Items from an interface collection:
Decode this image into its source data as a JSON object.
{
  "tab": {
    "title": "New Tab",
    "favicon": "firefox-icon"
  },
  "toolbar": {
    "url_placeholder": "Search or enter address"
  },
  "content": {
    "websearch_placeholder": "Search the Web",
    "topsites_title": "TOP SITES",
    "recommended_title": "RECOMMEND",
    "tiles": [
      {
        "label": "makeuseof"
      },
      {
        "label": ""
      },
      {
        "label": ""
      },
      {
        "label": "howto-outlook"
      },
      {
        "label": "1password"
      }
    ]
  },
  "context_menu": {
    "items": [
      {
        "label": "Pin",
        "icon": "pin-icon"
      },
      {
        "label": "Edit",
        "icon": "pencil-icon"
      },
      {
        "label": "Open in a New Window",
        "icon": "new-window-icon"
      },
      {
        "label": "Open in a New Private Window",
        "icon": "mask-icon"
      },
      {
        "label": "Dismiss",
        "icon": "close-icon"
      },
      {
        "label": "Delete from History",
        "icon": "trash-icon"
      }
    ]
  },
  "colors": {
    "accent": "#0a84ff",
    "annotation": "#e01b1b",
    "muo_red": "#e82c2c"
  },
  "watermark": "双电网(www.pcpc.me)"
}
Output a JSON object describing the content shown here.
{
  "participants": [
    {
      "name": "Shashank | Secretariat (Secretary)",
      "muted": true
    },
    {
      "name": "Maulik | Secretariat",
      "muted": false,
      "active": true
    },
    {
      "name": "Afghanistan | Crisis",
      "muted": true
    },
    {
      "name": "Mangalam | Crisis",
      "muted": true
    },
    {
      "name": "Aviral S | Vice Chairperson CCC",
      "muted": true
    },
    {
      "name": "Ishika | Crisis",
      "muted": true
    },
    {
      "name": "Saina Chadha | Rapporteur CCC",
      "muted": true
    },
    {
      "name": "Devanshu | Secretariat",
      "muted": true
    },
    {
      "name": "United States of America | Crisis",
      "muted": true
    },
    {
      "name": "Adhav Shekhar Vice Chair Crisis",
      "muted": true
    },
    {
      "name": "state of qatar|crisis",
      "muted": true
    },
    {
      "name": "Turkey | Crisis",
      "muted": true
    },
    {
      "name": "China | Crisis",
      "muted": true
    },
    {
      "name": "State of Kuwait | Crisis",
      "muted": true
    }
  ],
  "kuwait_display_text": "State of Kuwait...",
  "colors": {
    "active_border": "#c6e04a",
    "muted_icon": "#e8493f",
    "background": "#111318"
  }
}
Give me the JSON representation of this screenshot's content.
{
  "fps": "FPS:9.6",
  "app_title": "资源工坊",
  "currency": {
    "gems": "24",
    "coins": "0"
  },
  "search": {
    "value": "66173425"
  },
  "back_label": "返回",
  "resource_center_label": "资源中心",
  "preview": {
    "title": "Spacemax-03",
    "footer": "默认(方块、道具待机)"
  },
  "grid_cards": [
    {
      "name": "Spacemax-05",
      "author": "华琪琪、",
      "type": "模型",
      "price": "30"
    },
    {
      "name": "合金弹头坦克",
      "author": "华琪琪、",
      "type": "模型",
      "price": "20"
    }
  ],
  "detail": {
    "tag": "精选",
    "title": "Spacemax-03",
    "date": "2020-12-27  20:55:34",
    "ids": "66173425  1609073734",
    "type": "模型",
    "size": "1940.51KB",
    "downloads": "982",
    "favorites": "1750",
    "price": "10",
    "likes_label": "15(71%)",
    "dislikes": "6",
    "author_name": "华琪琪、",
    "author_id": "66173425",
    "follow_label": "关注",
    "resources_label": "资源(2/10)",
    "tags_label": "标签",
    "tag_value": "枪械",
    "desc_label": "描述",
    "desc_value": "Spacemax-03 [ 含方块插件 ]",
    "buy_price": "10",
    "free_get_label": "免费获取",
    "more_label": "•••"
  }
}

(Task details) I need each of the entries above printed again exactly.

(Reply)
Decode this image into its source data as a JSON object.
{
  "tab": {
    "title": "New Tab",
    "favicon": "firefox-icon"
  },
  "toolbar": {
    "url_placeholder": "Search or enter address"
  },
  "content": {
    "websearch_placeholder": "Search the Web",
    "topsites_title": "TOP SITES",
    "recommended_title": "RECOMMEND",
    "tiles": [
      {
        "label": "makeuseof"
      },
      {
        "label": ""
      },
      {
        "label": ""
      },
      {
        "label": "howto-outlook"
      },
      {
        "label": "1password"
      }
    ]
  },
  "context_menu": {
    "items": [
      {
        "label": "Pin",
        "icon": "pin-icon"
      },
      {
        "label": "Edit",
        "icon": "pencil-icon"
      },
      {
        "label": "Open in a New Window",
        "icon": "new-window-icon"
      },
      {
        "label": "Open in a New Private Window",
        "icon": "mask-icon"
      },
      {
        "label": "Dismiss",
        "icon": "close-icon"
      },
      {
        "label": "Delete from History",
        "icon": "trash-icon"
      }
    ]
  },
  "colors": {
    "accent": "#0a84ff",
    "annotation": "#e01b1b",
    "muo_red": "#e82c2c"
  },
  "watermark": "双电网(www.pcpc.me)"
}
Output a JSON object describing the content shown here.
{
  "participants": [
    {
      "name": "Shashank | Secretariat (Secretary)",
      "muted": true
    },
    {
      "name": "Maulik | Secretariat",
      "muted": false,
      "active": true
    },
    {
      "name": "Afghanistan | Crisis",
      "muted": true
    },
    {
      "name": "Mangalam | Crisis",
      "muted": true
    },
    {
      "name": "Aviral S | Vice Chairperson CCC",
      "muted": true
    },
    {
      "name": "Ishika | Crisis",
      "muted": true
    },
    {
      "name": "Saina Chadha | Rapporteur CCC",
      "muted": true
    },
    {
      "name": "Devanshu | Secretariat",
      "muted": true
    },
    {
      "name": "United States of America | Crisis",
      "muted": true
    },
    {
      "name": "Adhav Shekhar Vice Chair Crisis",
      "muted": true
    },
    {
      "name": "state of qatar|crisis",
      "muted": true
    },
    {
      "name": "Turkey | Crisis",
      "muted": true
    },
    {
      "name": "China | Crisis",
      "muted": true
    },
    {
      "name": "State of Kuwait | Crisis",
      "muted": true
    }
  ],
  "kuwait_display_text": "State of Kuwait...",
  "colors": {
    "active_border": "#c6e04a",
    "muted_icon": "#e8493f",
    "background": "#111318"
  }
}
Give me the JSON representation of this screenshot's content.
{
  "fps": "FPS:9.6",
  "app_title": "资源工坊",
  "currency": {
    "gems": "24",
    "coins": "0"
  },
  "search": {
    "value": "66173425"
  },
  "back_label": "返回",
  "resource_center_label": "资源中心",
  "preview": {
    "title": "Spacemax-03",
    "footer": "默认(方块、道具待机)"
  },
  "grid_cards": [
    {
      "name": "Spacemax-05",
      "author": "华琪琪、",
      "type": "模型",
      "price": "30"
    },
    {
      "name": "合金弹头坦克",
      "author": "华琪琪、",
      "type": "模型",
      "price": "20"
    }
  ],
  "detail": {
    "tag": "精选",
    "title": "Spacemax-03",
    "date": "2020-12-27  20:55:34",
    "ids": "66173425  1609073734",
    "type": "模型",
    "size": "1940.51KB",
    "downloads": "982",
    "favorites": "1750",
    "price": "10",
    "likes_label": "15(71%)",
    "dislikes": "6",
    "author_name": "华琪琪、",
    "author_id": "66173425",
    "follow_label": "关注",
    "resources_label": "资源(2/10)",
    "tags_label": "标签",
    "tag_value": "枪械",
    "desc_label": "描述",
    "desc_value": "Spacemax-03 [ 含方块插件 ]",
    "buy_price": "10",
    "free_get_label": "免费获取",
    "more_label": "•••"
  }
}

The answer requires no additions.